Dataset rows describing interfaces

________________________________________

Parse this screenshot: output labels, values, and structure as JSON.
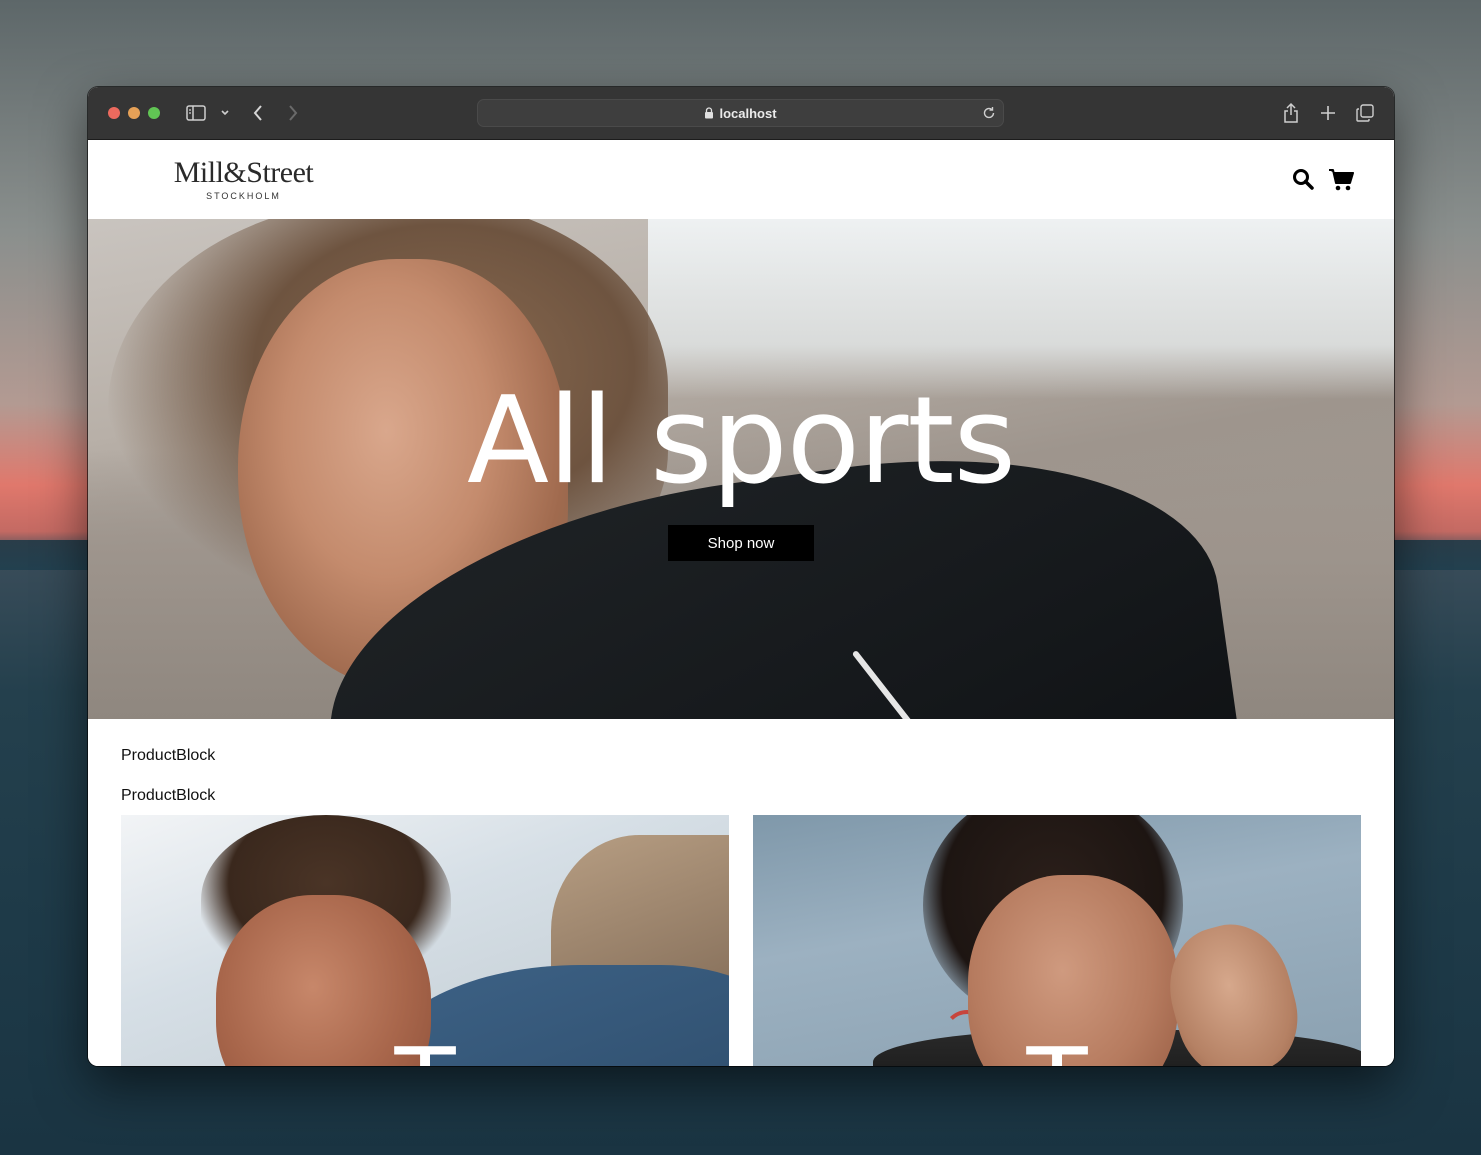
{
  "browser": {
    "url": "localhost",
    "icons": [
      "sidebar-icon",
      "chevron-down-icon",
      "back-icon",
      "forward-icon",
      "lock-icon",
      "reload-icon",
      "share-icon",
      "plus-icon",
      "tabs-icon"
    ]
  },
  "site": {
    "logo_main": "Mill&Street",
    "logo_sub": "STOCKHOLM",
    "header_icons": [
      "search-icon",
      "cart-icon"
    ]
  },
  "hero": {
    "title": "All sports",
    "button_label": "Shop now"
  },
  "blocks": [
    "ProductBlock",
    "ProductBlock"
  ],
  "cards": [
    {
      "title": "T"
    },
    {
      "title": "T"
    }
  ]
}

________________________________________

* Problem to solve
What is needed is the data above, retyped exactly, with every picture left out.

* Output for this task
Parse this screenshot: output labels, values, and structure as JSON.
{
  "browser": {
    "url": "localhost",
    "icons": [
      "sidebar-icon",
      "chevron-down-icon",
      "back-icon",
      "forward-icon",
      "lock-icon",
      "reload-icon",
      "share-icon",
      "plus-icon",
      "tabs-icon"
    ]
  },
  "site": {
    "logo_main": "Mill&Street",
    "logo_sub": "STOCKHOLM",
    "header_icons": [
      "search-icon",
      "cart-icon"
    ]
  },
  "hero": {
    "title": "All sports",
    "button_label": "Shop now"
  },
  "blocks": [
    "ProductBlock",
    "ProductBlock"
  ],
  "cards": [
    {
      "title": "T"
    },
    {
      "title": "T"
    }
  ]
}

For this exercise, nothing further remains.